When we began building Lockeland Table, I knew I wanted a wood burning pizza oven. I love pizza, and it’s been a part of my culinary story.
My mom and I were talking recently, and she didn’t remember this, but when I was 10 years old she gave me a cookbook by a chef called Mr. Food. It was written for young kids. I remember one of the first recipes I made was a hot dog pizza. They had you make the dough, the sauce and use sliced hot dogs as a substitute for pepperoni. Then you baked it. That experience obviously stuck with me. It was a big deal. My first scratch pizza.
When I finished the 11th grade of high school, I had to go to summer school to become eligible to play sports my senior year. One of the classes offered was Home Economics. That course pretty much solidified my future. I really enjoyed the cooking portions of the class. One day we made a pizza from scratch. I can remember waking up early on a summer morning and thinking other kids were sleeping in or at the pool, and here I was excited about going to summer school to make pizza.
Later, I put myself through college working at Tony’s Pizza Den- my home town pizza shop. When I was at the Greenbier I worked at the Golf Course, which included a restaurant that was part of the resort. That was where I experienced my first wood burning pizza oven. I enjoyed it so much. I knew I wanted one someday. I truly believe that the best pizza comes from high-temperature, wood burning ovens.
Speaking of the best pizza, I believe, as do many chefs, that the king of all pizzas is the Margherita. It defines pizza. Everything derives from it. Dough, tomato, cheese, olive oil, basil and salt. The simplicity of this pizza is what makes it beautiful. It’s a classic not to be altered.
I once had a guest ask for pepperoni on a Margherita pizza. They couldn’t understand why I wouldn’t fulfill their request. After all, if you put pepperoni on a Margherita pizza, it’s no longer a Margherita pizza.
That being said, I am willing to add two things to the Margherita- a farm fresh egg and fresh arugula. An egg with a runny yolk doesn’t ruin too many things. And adding fresh arugula to the pizza after it comes out of the oven is a nice addition. I would do it for someone as long as we had fresh arugula in house. Those are my only two exceptions. And that’s as much flexibility as I have on the subject.
At Lockeland Table we take pride in our pizza menu. We are not a build your own pizza joint. In order for us to purchase ingredients and prep properly, we can’t allow guests to add or substitute items. Many people think, “Well, you have sausage for the Pig Pizza, why can’t you just add it to my Margherita?” The reason is because we’re all about the integrity of the food and the dish. It’s up to us to maintain high quality standards. And in doing so, we have to be consistent in how we answer requests.
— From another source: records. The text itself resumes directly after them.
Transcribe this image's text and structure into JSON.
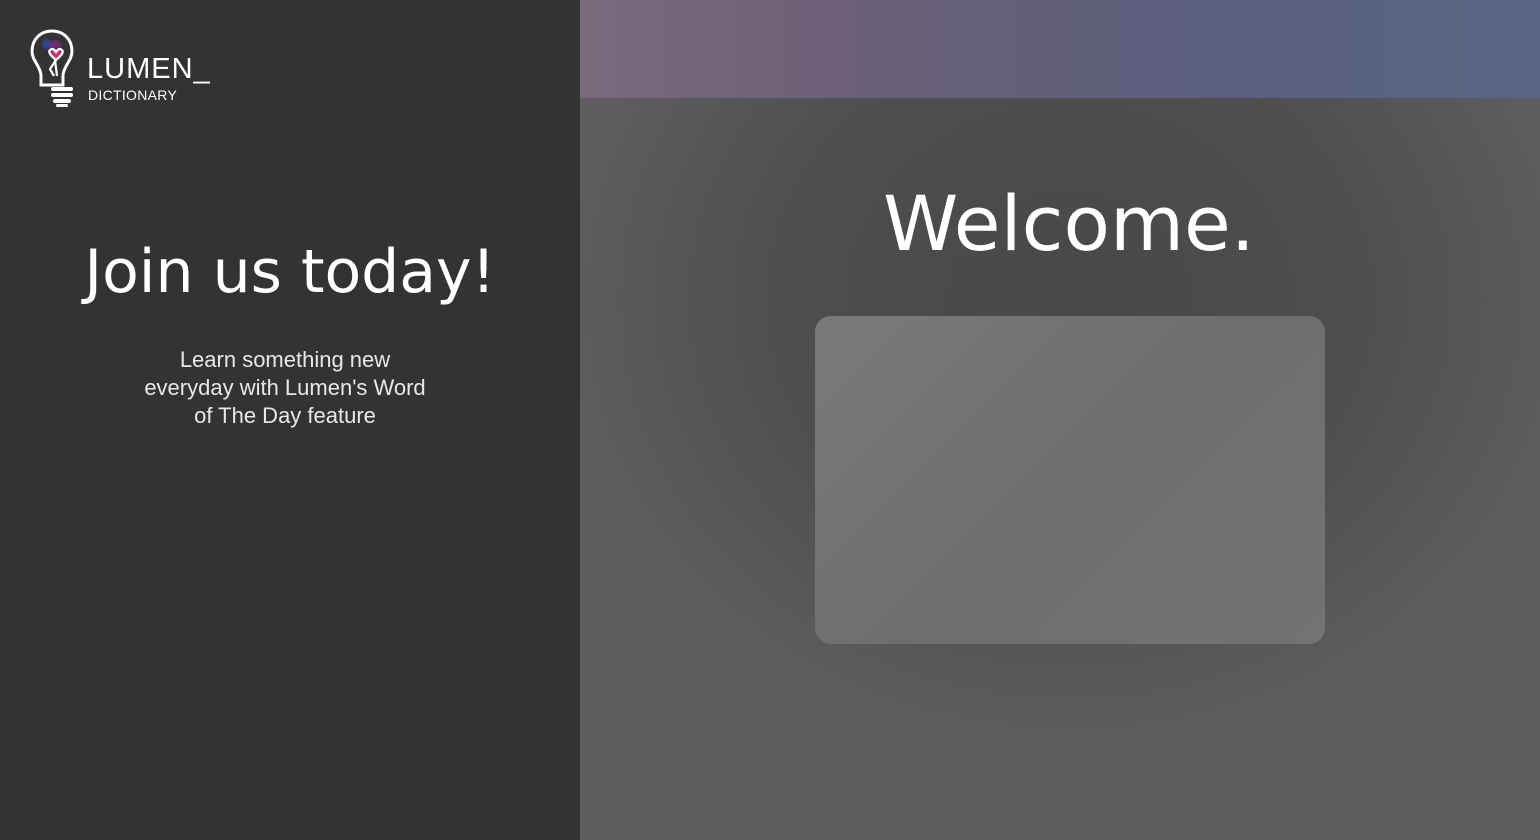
{
  "brand": {
    "name": "LUMEN_",
    "subtitle": "DICTIONARY",
    "logo_icon": "lightbulb-heart-icon"
  },
  "promo": {
    "heading": "Join us today!",
    "body": "Learn something new everyday with Lumen's Word of The Day feature"
  },
  "auth": {
    "heading": "Welcome."
  },
  "colors": {
    "left_panel": "#333333",
    "right_panel": "#4e4e4e",
    "band_start": "#7a6a7c",
    "band_end": "#586585",
    "card": "#737373",
    "logo_accent_pink": "#c2337a",
    "logo_accent_blue": "#2c4a9e"
  }
}
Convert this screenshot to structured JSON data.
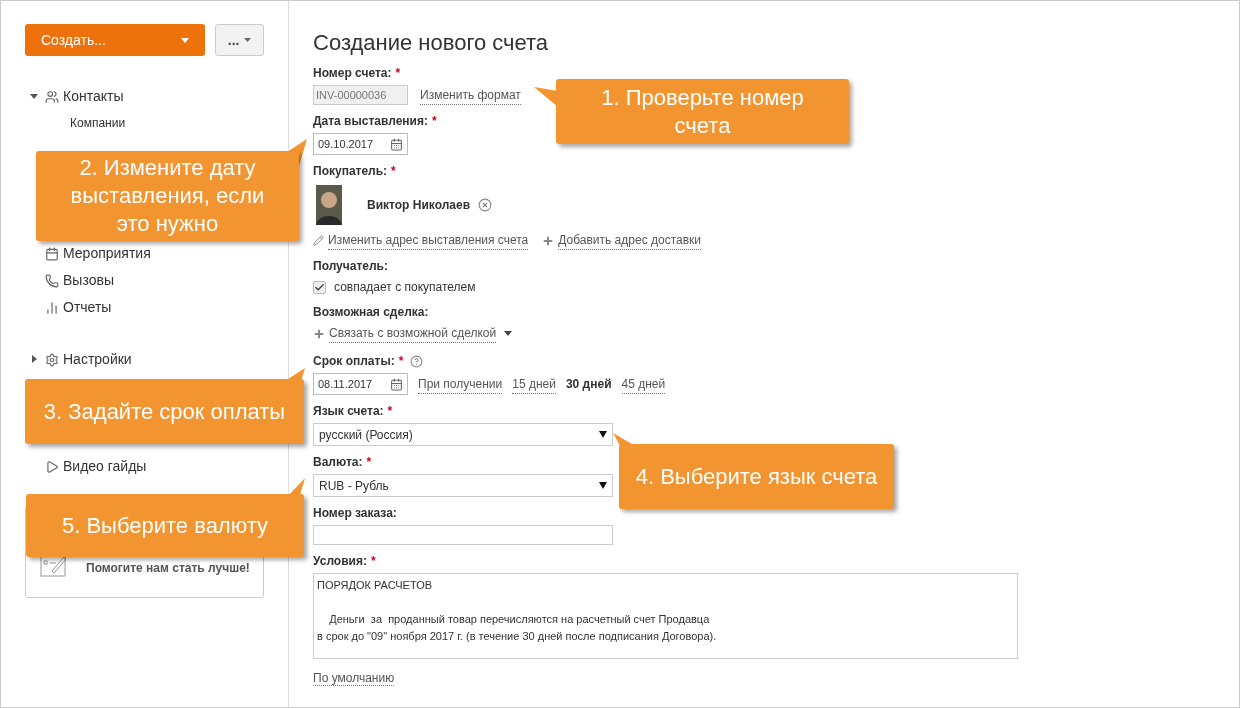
{
  "sidebar": {
    "create_button": "Создать...",
    "more_button": "...",
    "nav": [
      {
        "label": "Контакты",
        "kind": "group",
        "expanded": true,
        "children": [
          {
            "label": "Компании"
          }
        ]
      },
      {
        "label": "Мероприятия",
        "kind": "item"
      },
      {
        "label": "Вызовы",
        "kind": "item"
      },
      {
        "label": "Отчеты",
        "kind": "item"
      },
      {
        "label": "Настройки",
        "kind": "group",
        "expanded": false
      },
      {
        "label": "Видео гайды",
        "kind": "item"
      }
    ],
    "feedback": "Помогите нам стать лучше!"
  },
  "form": {
    "title": "Создание нового счета",
    "invoice_number": {
      "label": "Номер счета:",
      "required": "*",
      "value": "INV-00000036",
      "link": "Изменить формат"
    },
    "issue_date": {
      "label": "Дата выставления:",
      "required": "*",
      "value": "09.10.2017"
    },
    "buyer": {
      "label": "Покупатель:",
      "required": "*",
      "name": "Виктор Николаев",
      "links": [
        "Изменить адрес выставления счета",
        "Добавить адрес доставки"
      ]
    },
    "recipient": {
      "label": "Получатель:",
      "checkbox": "совпадает с покупателем",
      "checked": true
    },
    "deal": {
      "label": "Возможная сделка:",
      "link": "Связать с возможной сделкой"
    },
    "due": {
      "label": "Срок оплаты:",
      "required": "*",
      "value": "08.11.2017",
      "options": [
        {
          "label": "При получении",
          "selected": false
        },
        {
          "label": "15 дней",
          "selected": false
        },
        {
          "label": "30 дней",
          "selected": true
        },
        {
          "label": "45 дней",
          "selected": false
        }
      ]
    },
    "language": {
      "label": "Язык счета:",
      "required": "*",
      "value": "русский (Россия)"
    },
    "currency": {
      "label": "Валюта:",
      "required": "*",
      "value": "RUB - Рубль"
    },
    "order_number": {
      "label": "Номер заказа:"
    },
    "terms": {
      "label": "Условия:",
      "required": "*",
      "lines": [
        "ПОРЯДОК РАСЧЕТОВ",
        "    Деньги  за  проданный товар перечисляются на расчетный счет Продавца",
        "в срок до \"09\" ноября 2017 г. (в течение 30 дней после подписания Договора)."
      ],
      "default_link": "По умолчанию"
    }
  },
  "callouts": [
    {
      "text": "1. Проверьте номер счета"
    },
    {
      "text": "2. Измените дату выставления, если это нужно"
    },
    {
      "text": "3. Задайте срок оплаты"
    },
    {
      "text": "4. Выберите язык счета"
    },
    {
      "text": "5. Выберите валюту"
    }
  ]
}
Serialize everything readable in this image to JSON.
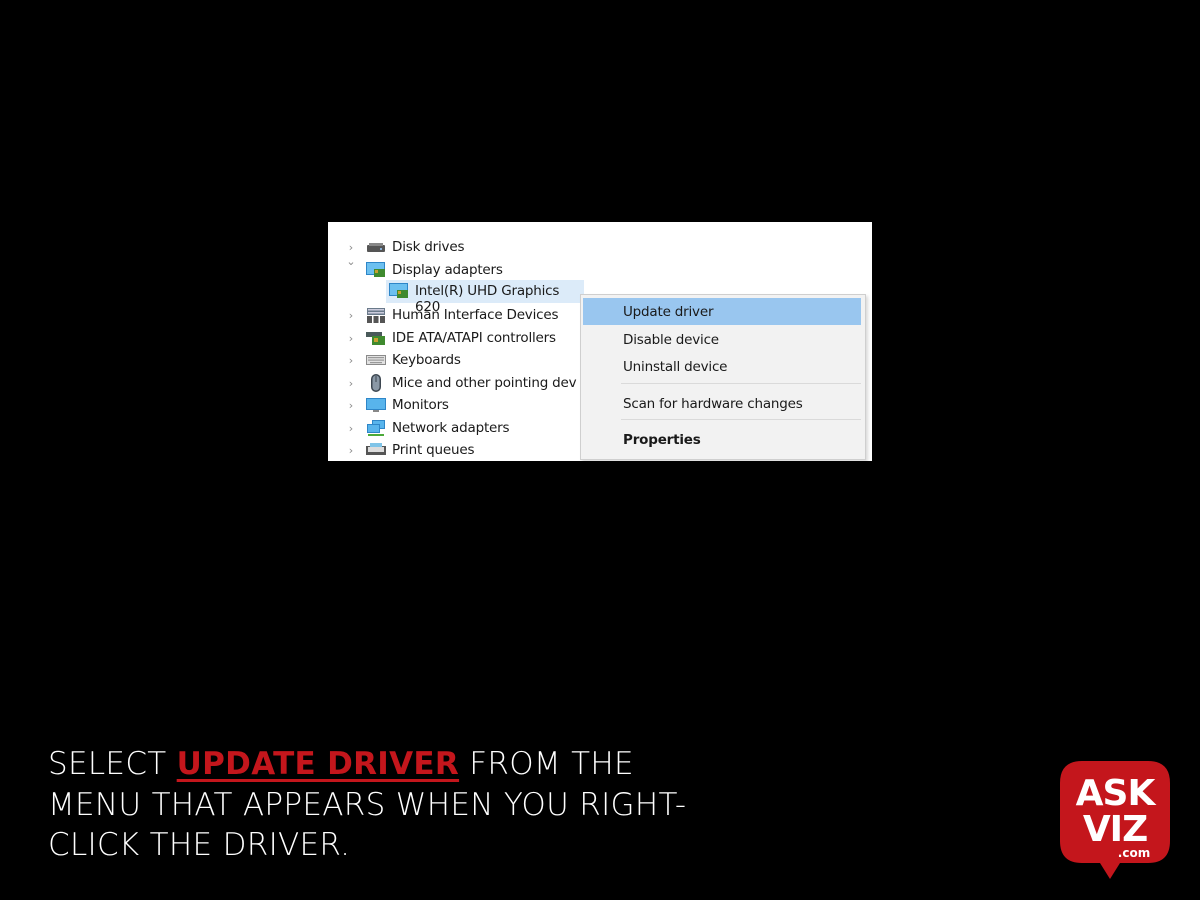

Recently, my wife and I were traveling and we visited a pizzeria that a Lockeland guest had suggested. The guests were Italian and told us exactly where to go, so we we trusted their judgement. The experience was awesome. We ordered a Margherita as well as another pizza with lots of toppings. After I ate a piece of both, it just clicked again. “Why do I keep trying other types of pizza? I am in love with the Margherita.” It makes me happiest. And if I could only eat one pizza in my life, it would be the Margherita. There’s a place for others, but the Margherita is the one that puts the biggest smile on my face. The level of happiness that it brings my belly, mouth and brain…it doesn’t get much better than this. I think I’ve made my point. I just love pizza production—period.